Go through the records line by line and work out how many lines hold the word "chopsticks". Answer with the number only.
+++ GIVEN DATA +++
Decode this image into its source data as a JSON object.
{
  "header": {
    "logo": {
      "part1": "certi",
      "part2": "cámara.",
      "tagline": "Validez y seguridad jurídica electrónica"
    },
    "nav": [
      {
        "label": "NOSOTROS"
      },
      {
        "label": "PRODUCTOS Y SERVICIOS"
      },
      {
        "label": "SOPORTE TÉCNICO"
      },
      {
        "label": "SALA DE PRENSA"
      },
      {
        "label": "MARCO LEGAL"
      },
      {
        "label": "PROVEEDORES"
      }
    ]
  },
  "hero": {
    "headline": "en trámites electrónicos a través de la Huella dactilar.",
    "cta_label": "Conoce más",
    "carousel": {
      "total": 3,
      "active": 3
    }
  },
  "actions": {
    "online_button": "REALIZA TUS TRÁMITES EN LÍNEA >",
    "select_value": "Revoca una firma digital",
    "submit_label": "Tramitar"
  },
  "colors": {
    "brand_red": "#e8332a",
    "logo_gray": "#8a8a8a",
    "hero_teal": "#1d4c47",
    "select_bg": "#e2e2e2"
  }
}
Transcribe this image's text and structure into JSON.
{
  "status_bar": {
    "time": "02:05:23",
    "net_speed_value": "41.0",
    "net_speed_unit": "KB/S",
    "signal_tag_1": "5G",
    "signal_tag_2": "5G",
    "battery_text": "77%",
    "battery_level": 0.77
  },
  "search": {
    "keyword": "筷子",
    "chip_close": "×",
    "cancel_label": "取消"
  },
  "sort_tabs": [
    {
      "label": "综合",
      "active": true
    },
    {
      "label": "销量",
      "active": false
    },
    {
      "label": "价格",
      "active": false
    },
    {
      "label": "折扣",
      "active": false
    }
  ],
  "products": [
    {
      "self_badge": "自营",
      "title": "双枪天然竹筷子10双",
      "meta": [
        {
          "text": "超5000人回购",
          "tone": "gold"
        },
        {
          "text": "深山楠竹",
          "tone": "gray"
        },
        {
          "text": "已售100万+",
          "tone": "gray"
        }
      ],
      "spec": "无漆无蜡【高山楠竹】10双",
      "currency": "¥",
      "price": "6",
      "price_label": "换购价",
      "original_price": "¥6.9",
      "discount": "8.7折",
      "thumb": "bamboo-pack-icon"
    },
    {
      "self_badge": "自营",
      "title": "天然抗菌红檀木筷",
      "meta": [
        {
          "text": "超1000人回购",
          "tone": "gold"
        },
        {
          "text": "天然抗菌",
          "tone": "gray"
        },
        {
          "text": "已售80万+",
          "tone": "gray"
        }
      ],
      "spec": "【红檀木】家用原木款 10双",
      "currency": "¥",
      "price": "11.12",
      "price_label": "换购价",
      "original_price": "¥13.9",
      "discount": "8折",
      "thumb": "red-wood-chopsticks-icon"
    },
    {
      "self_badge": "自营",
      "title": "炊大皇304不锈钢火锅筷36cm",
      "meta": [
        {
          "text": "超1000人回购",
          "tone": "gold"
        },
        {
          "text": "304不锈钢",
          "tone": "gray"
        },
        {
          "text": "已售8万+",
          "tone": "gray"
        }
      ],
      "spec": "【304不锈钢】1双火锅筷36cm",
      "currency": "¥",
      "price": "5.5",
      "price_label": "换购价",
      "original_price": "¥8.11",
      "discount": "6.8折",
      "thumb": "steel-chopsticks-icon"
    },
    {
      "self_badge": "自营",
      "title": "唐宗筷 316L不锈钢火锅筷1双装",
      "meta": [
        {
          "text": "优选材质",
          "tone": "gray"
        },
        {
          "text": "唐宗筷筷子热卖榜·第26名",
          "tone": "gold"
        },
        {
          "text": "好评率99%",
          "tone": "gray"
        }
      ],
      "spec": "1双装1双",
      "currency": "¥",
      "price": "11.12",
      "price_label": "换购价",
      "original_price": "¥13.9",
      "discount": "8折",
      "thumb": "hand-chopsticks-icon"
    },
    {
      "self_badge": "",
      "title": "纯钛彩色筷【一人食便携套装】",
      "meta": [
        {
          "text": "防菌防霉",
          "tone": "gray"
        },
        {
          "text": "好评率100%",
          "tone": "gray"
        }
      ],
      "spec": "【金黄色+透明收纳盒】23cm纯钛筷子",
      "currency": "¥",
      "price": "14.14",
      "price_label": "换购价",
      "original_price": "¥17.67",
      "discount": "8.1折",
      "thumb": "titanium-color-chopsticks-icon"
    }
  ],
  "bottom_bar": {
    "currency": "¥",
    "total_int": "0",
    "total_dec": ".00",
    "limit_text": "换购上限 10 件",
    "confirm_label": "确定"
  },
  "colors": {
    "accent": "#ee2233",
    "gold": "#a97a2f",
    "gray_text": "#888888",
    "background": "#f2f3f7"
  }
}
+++
- **SOLUTION TO THIS TASK**
4